Wednesday, November 9, 2011

The birth of the Sifton Spinning Wheel

Sifton Spinning Wheel

The community of Sifton, Manitoba was the centre of an active wool milling and related manufacturing industry between 1930 and the 1950s.

John Weslowski, a blacksmith, first made these wheels in the early 1930s, based on a wheel he imported from the Ukraine. The blacksmith shop became the Spin-Well Manufacturing Company, run by John and his brother George. By 1938 they were producing 20 wheels a day. The local railway station agent, Willard McPhedrain, was the main organizer of an expanded company, Spin-Well Woollen Mill.

The Spin-Well Manufacturing Company was purchased in 1946 by Metro Lozinski, who continued to produce "Spin-Well" wheels and hand and drum carders under the name of Made-Well Manufacturing Co.

Craftsperson: Spin-Well Mfg. Co. or Made-Well Mfg. Co.
Materials: wood, metal fittings
Date: 1930s-1946

Mary Maxim’s roots can be traced back to Manitoba, Canada where Willard and Olive McPhedrain, began manufacturing and selling spinning wheels. Willard soon began a mail order company titled “Sifton Products.” In 1954 Willard began to search for new locations for his business and ended up in Paris, Ontario. [2] The name was changed to Mary Maxim, after a store employee: Mary Maximchuk. Willard decided to take Betty Crocker's example by naming the company after a girl who helped around the household. Mary's name was shortened and the store name: Mary Maxim, was born. [3] In 1956 after recognizing the customer potential in the United States, Willard’s son Larry established an office in Port Huron, Michigan.
Mary Maxim was first recognized for their quality knitting yarns. In the late 1950’s they became increasingly popular for their bulky, knit sweaters with designs influenced by North American Wildlife. The first sweater pattern was designed in 1951 by Stella Sawchyn. [4]
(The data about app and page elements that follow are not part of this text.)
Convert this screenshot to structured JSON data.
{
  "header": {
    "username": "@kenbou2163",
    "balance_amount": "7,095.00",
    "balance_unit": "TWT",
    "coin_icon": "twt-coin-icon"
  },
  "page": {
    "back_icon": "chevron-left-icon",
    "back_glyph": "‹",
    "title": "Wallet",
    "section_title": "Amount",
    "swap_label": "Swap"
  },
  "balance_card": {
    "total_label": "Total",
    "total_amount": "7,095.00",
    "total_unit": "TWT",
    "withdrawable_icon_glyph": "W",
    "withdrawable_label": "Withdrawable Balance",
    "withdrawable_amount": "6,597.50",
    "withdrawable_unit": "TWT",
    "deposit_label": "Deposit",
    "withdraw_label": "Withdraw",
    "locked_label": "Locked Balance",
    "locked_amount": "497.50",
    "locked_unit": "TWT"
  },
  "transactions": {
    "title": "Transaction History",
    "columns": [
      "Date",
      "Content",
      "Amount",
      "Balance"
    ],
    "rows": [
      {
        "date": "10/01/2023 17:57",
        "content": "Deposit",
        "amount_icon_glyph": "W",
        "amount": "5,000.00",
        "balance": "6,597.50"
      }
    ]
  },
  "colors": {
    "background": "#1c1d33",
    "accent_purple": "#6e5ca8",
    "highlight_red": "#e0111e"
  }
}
 Celebrity attention

  • Bob Hope was photographed wearing a Mary Maxim totem pole design sweater in 1953 while visiting Canada. [5]
  • The Barenaked Ladies wore Mary Maxim Sweaters on their 2004 holiday album. [6]
  • Miss Outdoors 1957 was photographed wearing a Mary Maxim sweater. [7]

 Mary Maxim today

Currently, Mary Maxim employs over 120 people in the Port Huron area and 60 people in Paris, Ontario. Ontario accounts for 15 % sales from retail stores and 85% from the catalog division. [8]
Mary Maxim has looked to the internet to increase profits. They can attribute 25% of their sales to internet selling. [9]
Mary Maxim is now owned by the third generation of McPhedrains: Rusty and Jane. Rusty became vice president of operations in 1987 and president in 1995. [10] Mary Maxim celebrated their 50th anniversary in June 2006.
And the patterns!
Many of the immigrants to the praires were not able to read the pattern books
During one of his trips to department stores to sell his products, Willard was struck with the idea of the potential in the hand knitting market. His enquiring mind realized the potential and saw a business opportunity. His designers took their inspiration from the motifs of the Cowichan Indians of the west coast. This was the beginning of Mary Maxim's famous "graph style pattern." The first pattern was #400; the Reindeer. Mary Maxim still sells this sweater kit to this day. It was also made famous by the Olympic Games in Vancouver

The demand for yarn and patterns grew so quickly that it might have overwhelmed a less determined businessman, but Willard never faltered. He moved his company to Paris in 1954 to be closer to the larger Ontario market and his fibre supplier, Spinrite Yarns in Listowel. Mary Maxim's first home in town was the "old town hall". From there we had a couple of other homes, but completed our journey at 75 Scott Ave, where we are today. Willard and Olive resided in Paris for the rest of their lives. They are both missed by employees and town people who knew them. Their Grandson Rusty is now the Companies’ owner. Rusty and his family reside in Port Huron, Michigan. Today we mail over 3 million catalogues to the homes of our Canadian customers.
In September of 2006 they opened a second location. There is now a Mary Maxim store in Toronto at the Yonge Eglinton Centre, 2300 Yonge Street.

1 comment:

patty-anne said...

All Canadian... what a nice piece of history.